“The mental load, irrespective of whether or not it will come beneath the umbrella of unpaid labor – and a whole lot of people would concur it does – is pretty tough to seize,” she reported. “How can you evaluate what is heading on in someone’s brain? When they are on a Zoom and getting a contact from their kid’s university and imagining about what they will need to do afterwards that night?”
A person of the a lot more nuanced details in the analyze was that “women have the bigger psychological load of household labour thus 1 unpaid hour is regarded denser and a lot more impactful for women than for adult men, and hence could not be directly comparable”. It is partially the reason, the scientists posit, that unpaid labor is considerably less very likely to result in poorer mental wellbeing for males, which could, in turn, be owing to the form of responsibilities males often consider on. Even though I take pleasure in the researchers’ recommendation that “outdoor or maintenance” duties could drop into this bucket of a lot less time-sensitive, possibly a lot more pleasurable unpaid labor, my husband, a tech guy, is as most likely to decide up a rake or screwdriver as he is to spontaneously get started orating Chaucer from memory. But I acquire their place. And this psychological load – continual, invisible, perniciously seeping into most of my waking and sleeping several hours – is a little something that Ervin, herself, wrestles with in her personal residence, where by she and her spouse are raising two daughters.

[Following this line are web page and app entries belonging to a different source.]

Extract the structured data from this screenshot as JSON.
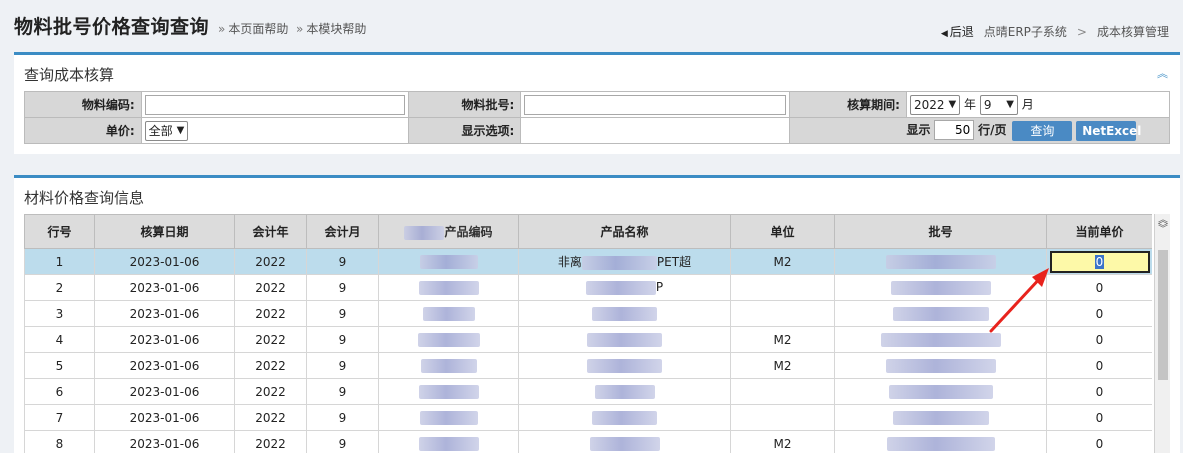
{
  "header": {
    "title": "物料批号价格查询查询",
    "help_page": "本页面帮助",
    "help_module": "本模块帮助",
    "back": "后退",
    "crumb_1": "点晴ERP子系统",
    "crumb_sep": ">",
    "crumb_2": "成本核算管理"
  },
  "query_panel": {
    "title": "查询成本核算",
    "material_code_label": "物料编码:",
    "material_code_value": "",
    "batch_no_label": "物料批号:",
    "batch_no_value": "",
    "period_label": "核算期间:",
    "year_value": "2022",
    "year_unit": "年",
    "month_value": "9",
    "month_unit": "月",
    "price_label": "单价:",
    "price_value": "全部",
    "display_option_label": "显示选项:",
    "show_label": "显示",
    "rows_per_page": "50",
    "rows_unit": "行/页",
    "query_button": "查询",
    "netexcel_button": "NetExcel"
  },
  "result_panel": {
    "title": "材料价格查询信息",
    "columns": [
      "行号",
      "核算日期",
      "会计年",
      "会计月",
      "产品编码",
      "产品名称",
      "单位",
      "批号",
      "当前单价"
    ],
    "rows": [
      {
        "no": "1",
        "date": "2023-01-06",
        "year": "2022",
        "month": "9",
        "unit": "M2",
        "name_hint": "非离",
        "name_tail": "PET超",
        "price": "0"
      },
      {
        "no": "2",
        "date": "2023-01-06",
        "year": "2022",
        "month": "9",
        "unit": "",
        "name_hint": "",
        "name_tail": "P",
        "price": "0"
      },
      {
        "no": "3",
        "date": "2023-01-06",
        "year": "2022",
        "month": "9",
        "unit": "",
        "name_hint": "",
        "name_tail": "",
        "price": "0"
      },
      {
        "no": "4",
        "date": "2023-01-06",
        "year": "2022",
        "month": "9",
        "unit": "M2",
        "name_hint": "",
        "name_tail": "",
        "price": "0"
      },
      {
        "no": "5",
        "date": "2023-01-06",
        "year": "2022",
        "month": "9",
        "unit": "M2",
        "name_hint": "",
        "name_tail": "",
        "price": "0"
      },
      {
        "no": "6",
        "date": "2023-01-06",
        "year": "2022",
        "month": "9",
        "unit": "",
        "name_hint": "",
        "name_tail": "",
        "price": "0"
      },
      {
        "no": "7",
        "date": "2023-01-06",
        "year": "2022",
        "month": "9",
        "unit": "",
        "name_hint": "",
        "name_tail": "",
        "price": "0"
      },
      {
        "no": "8",
        "date": "2023-01-06",
        "year": "2022",
        "month": "9",
        "unit": "M2",
        "name_hint": "",
        "name_tail": "",
        "price": "0"
      }
    ]
  },
  "colors": {
    "accent": "#3b8cc4",
    "selected_row": "#bcdcec",
    "editing_cell": "#fdf9a8",
    "annotation_arrow": "#e8231d"
  }
}
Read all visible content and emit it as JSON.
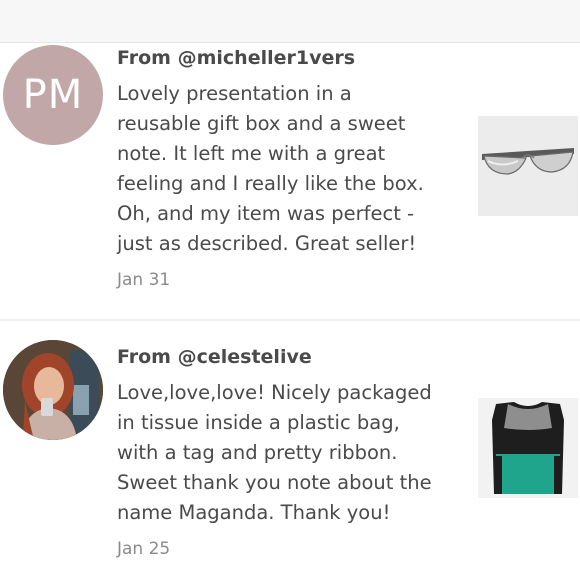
{
  "reviews": [
    {
      "from": "From @micheller1vers",
      "avatar_initials": "PM",
      "text": "Lovely presentation in a\nreusable gift box and a sweet\nnote. It left me with a great\nfeeling and I really like the box.\nOh, and my item was perfect -\njust as described. Great seller!",
      "date": "Jan 31",
      "thumbnail_icon": "sunglasses-icon"
    },
    {
      "from": "From @celestelive",
      "avatar_icon": "user-photo-icon",
      "text": "Love,love,love! Nicely packaged\nin tissue inside a plastic bag,\nwith a tag and pretty ribbon.\nSweet thank you note about the\nname Maganda. Thank you!",
      "date": "Jan 25",
      "thumbnail_icon": "top-garment-icon"
    }
  ],
  "colors": {
    "avatar_pm": "#c1a7a7",
    "garment_teal": "#1fa58c",
    "garment_black": "#1e1e1e"
  }
}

“I have a notably egalitarian partner with respect to his views, but that doesn’t necessarily translate to the working day-to-day,” she claimed, uttering what could be the headline of practically each discussion I have with girlfriends. “And it’s truly really hard to shift the dial at an person household level.” How, I wondered, could I pressure my husband to be part of me in the trenches of Obsessively Considering About Labeling the Preschooler’s Change of Dresses for University until that process was finished?
She’s a organization believer that the much better the parental depart policies of a offered state, the more impactful and good the ripple effects, due to the fact if a father is having treatment of a kid from an early age, it sets the stage for far more caregiving later on. Norway, a place that allots a whopping 49 months of parental go away to households, with 15 months supplied exclusively to just about every guardian in a “use it or reduce it” product, is a single to emulate, even though Ervin isn’t significantly optimistic that the relaxation of the world is heading to capture up whenever shortly. Which is partially why she felt it critical to analysis and publish the study.
“Fifty per cent of the populace is heading, ‘OK, this is not news to anybody,’” she snorted. “It’s people’s lived experience, totally, but to present it on a population amount is crucial.” It is only then that the other 50% of the population could possibly get on board to actively rethink place of work overall flexibility, parental go away and other family members-friendly policies.
Following a couple of extra times of hemming and hawing, I explained indeed to that Satisfied Hour meetup. It’s likely to be at 4pm, and may possibly include a coffee as an alternative of a martini, and I’ll be back again in time to catch fifty percent of my have family’s happy hour. But I’m looking forward to it.
And on we stumble.